  • How Hollywood could be spending its money more wisely to innovate more profitably
  • Why it’s easier than ever to make a feature film
  • His top-secret new movie—his first since 2004’s Never Die Alone
  • The booming Caribbean filmmaking industry
  • Age barriers in Hollywood directing
  • How to get ahead as a Hollywood director, and
  • The outrageous pretext that a director gave for racially profiling him out of a job.

Subscribe on iTunes

Please use the SHARE bar below the audio player

This episode is sponsored by BOB THE ANGRY FLOWER! Joss Whedon says, “It’s intensely funny.

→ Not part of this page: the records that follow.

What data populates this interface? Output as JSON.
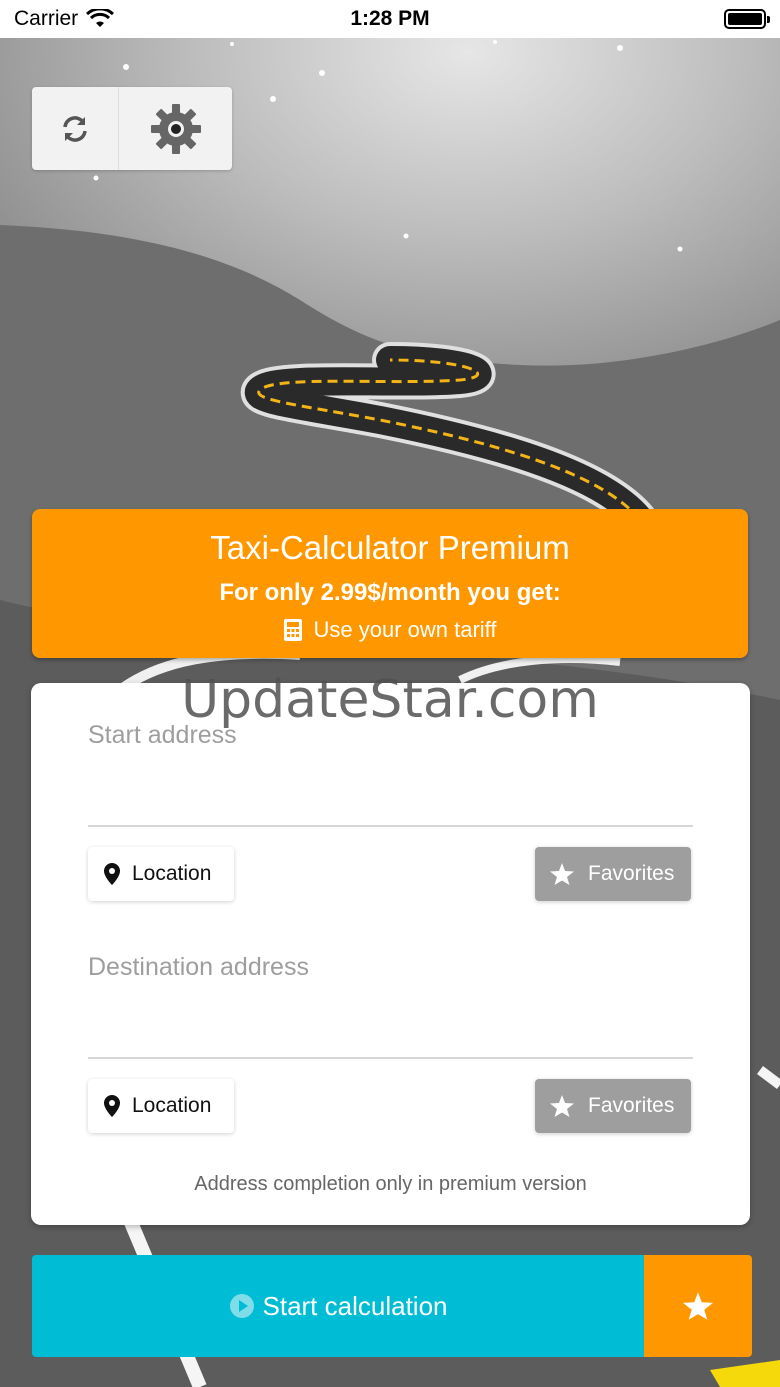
{
  "status_bar": {
    "carrier": "Carrier",
    "time": "1:28 PM"
  },
  "toolbar": {
    "refresh_icon": "refresh-icon",
    "settings_icon": "gear-icon"
  },
  "premium": {
    "title": "Taxi-Calculator Premium",
    "subtitle": "For only 2.99$/month you get:",
    "feature": "Use your own tariff",
    "color": "#ff9800"
  },
  "watermark": "UpdateStar.com",
  "address": {
    "start_placeholder": "Start address",
    "destination_placeholder": "Destination address",
    "location_label": "Location",
    "favorites_label": "Favorites",
    "note": "Address completion only in premium version"
  },
  "actions": {
    "start_label": "Start calculation",
    "start_color": "#00bcd4",
    "favorite_color": "#ff9800"
  }
}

I’ve been laughing like a supervillain for days.”

Monday, February 02, 2015


In 1967, actor Scott Wilson delivered a chilling performance in In Cold Blood that put him on the cover of Life Magazine when he was only 24 years old. He went on to appear in numerous celebrated films including The Great Gatsby, The Right Stuff, Dead Man Walking, and Monster, and he was a recurring guest on CSI.

But it’s his work on the highest-rated US television show, The Walking Dead, in which Wilson plays veterinarian and farmer Hershel Greene, that has done more than anything before to make Wilson a star. He now earns more from his autograph-signing sessions at conventions than he does from acting, and The Walking Dead is the focus of our conversation: the physical difficulties of playing Hershel; the dramatic power of Hershel’s personality and character arc; and the series’ outstanding acting, directing, and production.

Throughout this episode, Wilson refers to Ernest Dickerson, the acclaimed television and feature filmmaker who directed many of the most action-packed episodes of The Walking Dead. Wilson also refers to Dickerson in the context of the 1992 Spike Lee feature Malcolm X, for which Dickerson was the director of photography. At the end, Dickerson joins us to discuss working with Scott Wilson

Power the Podcast with Patreon!

Please use the SHARE toolbar below the audio player.